# EXERCISE GOAL:
Each entry below must be repeated exactly. Leave the pictures out of it.

--

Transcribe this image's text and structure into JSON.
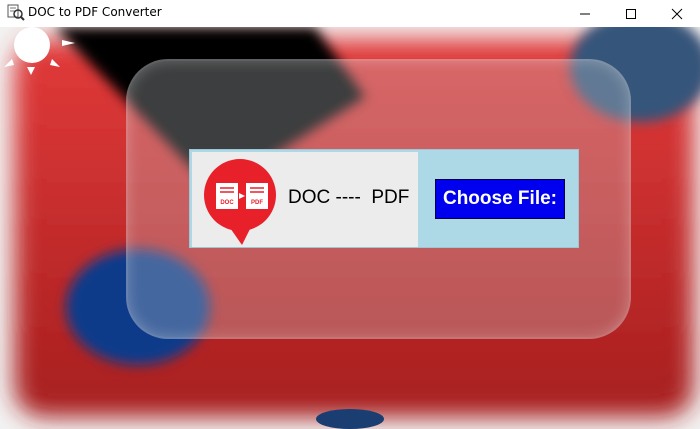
{
  "window": {
    "title": "DOC to PDF Converter",
    "controls": {
      "minimize": "minimize-icon",
      "maximize": "maximize-icon",
      "close": "close-icon"
    }
  },
  "main": {
    "label": "DOC ----  PDF",
    "choose_button": "Choose File:",
    "logo": {
      "left_doc": "DOC",
      "right_doc": "PDF"
    }
  },
  "colors": {
    "background_red": "#d43a3a",
    "panel": "#add8e6",
    "button": "#0000ee",
    "logo_red": "#e8202a"
  }
}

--

# ANSWER TO THE EXERCISE:
Transcribe this image's text and structure into JSON.
{
  "window": {
    "title": "DOC to PDF Converter",
    "controls": {
      "minimize": "minimize-icon",
      "maximize": "maximize-icon",
      "close": "close-icon"
    }
  },
  "main": {
    "label": "DOC ----  PDF",
    "choose_button": "Choose File:",
    "logo": {
      "left_doc": "DOC",
      "right_doc": "PDF"
    }
  },
  "colors": {
    "background_red": "#d43a3a",
    "panel": "#add8e6",
    "button": "#0000ee",
    "logo_red": "#e8202a"
  }
}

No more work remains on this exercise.